SUPPLIED MATERIAL below:
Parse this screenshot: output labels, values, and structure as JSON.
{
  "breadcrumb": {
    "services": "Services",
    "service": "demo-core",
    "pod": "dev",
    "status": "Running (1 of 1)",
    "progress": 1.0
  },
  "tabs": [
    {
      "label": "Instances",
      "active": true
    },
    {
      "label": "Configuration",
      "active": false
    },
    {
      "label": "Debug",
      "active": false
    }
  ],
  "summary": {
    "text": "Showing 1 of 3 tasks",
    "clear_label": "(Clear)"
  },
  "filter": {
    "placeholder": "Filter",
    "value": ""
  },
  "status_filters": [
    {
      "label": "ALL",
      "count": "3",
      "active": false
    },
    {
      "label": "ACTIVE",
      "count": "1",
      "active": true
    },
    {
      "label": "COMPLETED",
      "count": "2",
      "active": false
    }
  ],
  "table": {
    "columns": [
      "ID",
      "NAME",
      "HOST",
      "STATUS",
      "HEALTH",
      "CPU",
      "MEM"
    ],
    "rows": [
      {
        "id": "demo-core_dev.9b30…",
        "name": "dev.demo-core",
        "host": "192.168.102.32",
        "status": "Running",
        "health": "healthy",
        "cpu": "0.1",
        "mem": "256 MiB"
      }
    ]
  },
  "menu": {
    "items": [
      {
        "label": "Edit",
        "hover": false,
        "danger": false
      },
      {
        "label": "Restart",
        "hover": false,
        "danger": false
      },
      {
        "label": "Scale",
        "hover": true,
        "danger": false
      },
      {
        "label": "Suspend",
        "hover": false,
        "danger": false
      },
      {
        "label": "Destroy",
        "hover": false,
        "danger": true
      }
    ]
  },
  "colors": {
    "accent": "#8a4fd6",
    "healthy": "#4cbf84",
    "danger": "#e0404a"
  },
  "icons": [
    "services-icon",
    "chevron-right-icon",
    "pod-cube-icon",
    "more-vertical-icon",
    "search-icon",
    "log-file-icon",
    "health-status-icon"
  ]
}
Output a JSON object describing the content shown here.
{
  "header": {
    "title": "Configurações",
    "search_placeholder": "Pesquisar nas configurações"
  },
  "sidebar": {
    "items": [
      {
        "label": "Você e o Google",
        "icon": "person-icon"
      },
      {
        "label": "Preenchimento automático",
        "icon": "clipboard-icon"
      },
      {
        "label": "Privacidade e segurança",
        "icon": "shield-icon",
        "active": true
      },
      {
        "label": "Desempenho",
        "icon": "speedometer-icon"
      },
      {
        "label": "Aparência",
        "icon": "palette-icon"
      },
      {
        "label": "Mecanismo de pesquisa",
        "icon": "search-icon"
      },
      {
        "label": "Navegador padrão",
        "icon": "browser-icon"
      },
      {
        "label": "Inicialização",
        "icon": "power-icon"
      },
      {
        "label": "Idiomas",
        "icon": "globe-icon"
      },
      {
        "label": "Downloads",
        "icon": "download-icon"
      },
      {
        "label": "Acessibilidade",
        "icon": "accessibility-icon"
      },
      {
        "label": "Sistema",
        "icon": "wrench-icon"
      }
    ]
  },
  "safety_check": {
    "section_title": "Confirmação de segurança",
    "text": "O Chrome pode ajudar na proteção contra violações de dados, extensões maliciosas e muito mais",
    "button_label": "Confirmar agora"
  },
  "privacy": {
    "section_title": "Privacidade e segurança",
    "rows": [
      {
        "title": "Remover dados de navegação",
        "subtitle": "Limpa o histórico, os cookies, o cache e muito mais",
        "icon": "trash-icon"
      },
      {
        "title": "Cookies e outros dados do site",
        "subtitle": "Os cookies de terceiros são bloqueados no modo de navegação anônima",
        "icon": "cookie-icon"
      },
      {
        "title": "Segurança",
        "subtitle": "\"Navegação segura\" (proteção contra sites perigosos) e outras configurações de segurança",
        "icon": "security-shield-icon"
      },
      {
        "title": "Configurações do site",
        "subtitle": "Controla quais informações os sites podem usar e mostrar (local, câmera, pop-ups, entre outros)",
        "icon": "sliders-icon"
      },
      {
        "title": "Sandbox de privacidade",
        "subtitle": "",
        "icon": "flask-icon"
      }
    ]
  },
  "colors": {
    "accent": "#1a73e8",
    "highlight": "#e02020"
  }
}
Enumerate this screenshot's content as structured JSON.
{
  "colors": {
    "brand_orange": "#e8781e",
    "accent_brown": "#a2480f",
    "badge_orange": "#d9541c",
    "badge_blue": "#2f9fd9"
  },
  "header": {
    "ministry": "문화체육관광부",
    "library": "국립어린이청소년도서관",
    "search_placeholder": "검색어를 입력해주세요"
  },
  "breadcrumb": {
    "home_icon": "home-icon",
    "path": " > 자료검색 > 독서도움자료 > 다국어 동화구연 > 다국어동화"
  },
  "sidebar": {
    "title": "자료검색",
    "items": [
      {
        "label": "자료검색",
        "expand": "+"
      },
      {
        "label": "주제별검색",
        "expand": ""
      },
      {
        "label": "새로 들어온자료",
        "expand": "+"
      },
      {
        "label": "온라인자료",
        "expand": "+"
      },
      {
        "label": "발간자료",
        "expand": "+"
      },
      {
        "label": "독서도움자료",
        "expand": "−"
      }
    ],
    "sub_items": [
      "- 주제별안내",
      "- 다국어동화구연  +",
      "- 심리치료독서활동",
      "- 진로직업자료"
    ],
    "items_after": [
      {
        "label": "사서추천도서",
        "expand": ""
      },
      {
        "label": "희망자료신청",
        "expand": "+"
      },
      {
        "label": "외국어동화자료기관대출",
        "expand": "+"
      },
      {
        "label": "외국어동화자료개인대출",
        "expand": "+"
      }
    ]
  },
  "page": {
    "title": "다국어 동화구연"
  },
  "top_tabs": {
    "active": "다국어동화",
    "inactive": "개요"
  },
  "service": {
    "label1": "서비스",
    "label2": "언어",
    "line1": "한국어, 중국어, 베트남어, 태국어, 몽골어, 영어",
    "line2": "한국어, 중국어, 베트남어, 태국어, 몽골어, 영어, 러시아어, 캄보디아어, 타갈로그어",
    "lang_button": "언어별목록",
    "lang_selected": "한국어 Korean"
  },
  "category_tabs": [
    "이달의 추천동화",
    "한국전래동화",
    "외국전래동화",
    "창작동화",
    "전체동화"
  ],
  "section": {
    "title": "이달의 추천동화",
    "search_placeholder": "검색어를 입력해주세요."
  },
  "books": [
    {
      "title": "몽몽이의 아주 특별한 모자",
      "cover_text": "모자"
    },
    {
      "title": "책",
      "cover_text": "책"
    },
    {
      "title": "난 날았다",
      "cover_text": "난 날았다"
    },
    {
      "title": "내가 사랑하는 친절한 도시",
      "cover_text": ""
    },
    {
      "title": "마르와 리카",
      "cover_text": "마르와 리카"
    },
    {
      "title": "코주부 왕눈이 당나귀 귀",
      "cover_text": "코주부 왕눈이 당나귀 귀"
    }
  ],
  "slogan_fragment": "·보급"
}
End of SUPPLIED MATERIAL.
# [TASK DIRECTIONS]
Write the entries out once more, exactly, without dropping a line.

# [EXPECTED ANSWER]
Parse this screenshot: output labels, values, and structure as JSON.
{
  "breadcrumb": {
    "services": "Services",
    "service": "demo-core",
    "pod": "dev",
    "status": "Running (1 of 1)",
    "progress": 1.0
  },
  "tabs": [
    {
      "label": "Instances",
      "active": true
    },
    {
      "label": "Configuration",
      "active": false
    },
    {
      "label": "Debug",
      "active": false
    }
  ],
  "summary": {
    "text": "Showing 1 of 3 tasks",
    "clear_label": "(Clear)"
  },
  "filter": {
    "placeholder": "Filter",
    "value": ""
  },
  "status_filters": [
    {
      "label": "ALL",
      "count": "3",
      "active": false
    },
    {
      "label": "ACTIVE",
      "count": "1",
      "active": true
    },
    {
      "label": "COMPLETED",
      "count": "2",
      "active": false
    }
  ],
  "table": {
    "columns": [
      "ID",
      "NAME",
      "HOST",
      "STATUS",
      "HEALTH",
      "CPU",
      "MEM"
    ],
    "rows": [
      {
        "id": "demo-core_dev.9b30…",
        "name": "dev.demo-core",
        "host": "192.168.102.32",
        "status": "Running",
        "health": "healthy",
        "cpu": "0.1",
        "mem": "256 MiB"
      }
    ]
  },
  "menu": {
    "items": [
      {
        "label": "Edit",
        "hover": false,
        "danger": false
      },
      {
        "label": "Restart",
        "hover": false,
        "danger": false
      },
      {
        "label": "Scale",
        "hover": true,
        "danger": false
      },
      {
        "label": "Suspend",
        "hover": false,
        "danger": false
      },
      {
        "label": "Destroy",
        "hover": false,
        "danger": true
      }
    ]
  },
  "colors": {
    "accent": "#8a4fd6",
    "healthy": "#4cbf84",
    "danger": "#e0404a"
  },
  "icons": [
    "services-icon",
    "chevron-right-icon",
    "pod-cube-icon",
    "more-vertical-icon",
    "search-icon",
    "log-file-icon",
    "health-status-icon"
  ]
}
Output a JSON object describing the content shown here.
{
  "header": {
    "title": "Configurações",
    "search_placeholder": "Pesquisar nas configurações"
  },
  "sidebar": {
    "items": [
      {
        "label": "Você e o Google",
        "icon": "person-icon"
      },
      {
        "label": "Preenchimento automático",
        "icon": "clipboard-icon"
      },
      {
        "label": "Privacidade e segurança",
        "icon": "shield-icon",
        "active": true
      },
      {
        "label": "Desempenho",
        "icon": "speedometer-icon"
      },
      {
        "label": "Aparência",
        "icon": "palette-icon"
      },
      {
        "label": "Mecanismo de pesquisa",
        "icon": "search-icon"
      },
      {
        "label": "Navegador padrão",
        "icon": "browser-icon"
      },
      {
        "label": "Inicialização",
        "icon": "power-icon"
      },
      {
        "label": "Idiomas",
        "icon": "globe-icon"
      },
      {
        "label": "Downloads",
        "icon": "download-icon"
      },
      {
        "label": "Acessibilidade",
        "icon": "accessibility-icon"
      },
      {
        "label": "Sistema",
        "icon": "wrench-icon"
      }
    ]
  },
  "safety_check": {
    "section_title": "Confirmação de segurança",
    "text": "O Chrome pode ajudar na proteção contra violações de dados, extensões maliciosas e muito mais",
    "button_label": "Confirmar agora"
  },
  "privacy": {
    "section_title": "Privacidade e segurança",
    "rows": [
      {
        "title": "Remover dados de navegação",
        "subtitle": "Limpa o histórico, os cookies, o cache e muito mais",
        "icon": "trash-icon"
      },
      {
        "title": "Cookies e outros dados do site",
        "subtitle": "Os cookies de terceiros são bloqueados no modo de navegação anônima",
        "icon": "cookie-icon"
      },
      {
        "title": "Segurança",
        "subtitle": "\"Navegação segura\" (proteção contra sites perigosos) e outras configurações de segurança",
        "icon": "security-shield-icon"
      },
      {
        "title": "Configurações do site",
        "subtitle": "Controla quais informações os sites podem usar e mostrar (local, câmera, pop-ups, entre outros)",
        "icon": "sliders-icon"
      },
      {
        "title": "Sandbox de privacidade",
        "subtitle": "",
        "icon": "flask-icon"
      }
    ]
  },
  "colors": {
    "accent": "#1a73e8",
    "highlight": "#e02020"
  }
}
Enumerate this screenshot's content as structured JSON.
{
  "colors": {
    "brand_orange": "#e8781e",
    "accent_brown": "#a2480f",
    "badge_orange": "#d9541c",
    "badge_blue": "#2f9fd9"
  },
  "header": {
    "ministry": "문화체육관광부",
    "library": "국립어린이청소년도서관",
    "search_placeholder": "검색어를 입력해주세요"
  },
  "breadcrumb": {
    "home_icon": "home-icon",
    "path": " > 자료검색 > 독서도움자료 > 다국어 동화구연 > 다국어동화"
  },
  "sidebar": {
    "title": "자료검색",
    "items": [
      {
        "label": "자료검색",
        "expand": "+"
      },
      {
        "label": "주제별검색",
        "expand": ""
      },
      {
        "label": "새로 들어온자료",
        "expand": "+"
      },
      {
        "label": "온라인자료",
        "expand": "+"
      },
      {
        "label": "발간자료",
        "expand": "+"
      },
      {
        "label": "독서도움자료",
        "expand": "−"
      }
    ],
    "sub_items": [
      "- 주제별안내",
      "- 다국어동화구연  +",
      "- 심리치료독서활동",
      "- 진로직업자료"
    ],
    "items_after": [
      {
        "label": "사서추천도서",
        "expand": ""
      },
      {
        "label": "희망자료신청",
        "expand": "+"
      },
      {
        "label": "외국어동화자료기관대출",
        "expand": "+"
      },
      {
        "label": "외국어동화자료개인대출",
        "expand": "+"
      }
    ]
  },
  "page": {
    "title": "다국어 동화구연"
  },
  "top_tabs": {
    "active": "다국어동화",
    "inactive": "개요"
  },
  "service": {
    "label1": "서비스",
    "label2": "언어",
    "line1": "한국어, 중국어, 베트남어, 태국어, 몽골어, 영어",
    "line2": "한국어, 중국어, 베트남어, 태국어, 몽골어, 영어, 러시아어, 캄보디아어, 타갈로그어",
    "lang_button": "언어별목록",
    "lang_selected": "한국어 Korean"
  },
  "category_tabs": [
    "이달의 추천동화",
    "한국전래동화",
    "외국전래동화",
    "창작동화",
    "전체동화"
  ],
  "section": {
    "title": "이달의 추천동화",
    "search_placeholder": "검색어를 입력해주세요."
  },
  "books": [
    {
      "title": "몽몽이의 아주 특별한 모자",
      "cover_text": "모자"
    },
    {
      "title": "책",
      "cover_text": "책"
    },
    {
      "title": "난 날았다",
      "cover_text": "난 날았다"
    },
    {
      "title": "내가 사랑하는 친절한 도시",
      "cover_text": ""
    },
    {
      "title": "마르와 리카",
      "cover_text": "마르와 리카"
    },
    {
      "title": "코주부 왕눈이 당나귀 귀",
      "cover_text": "코주부 왕눈이 당나귀 귀"
    }
  ],
  "slogan_fragment": "·보급"
}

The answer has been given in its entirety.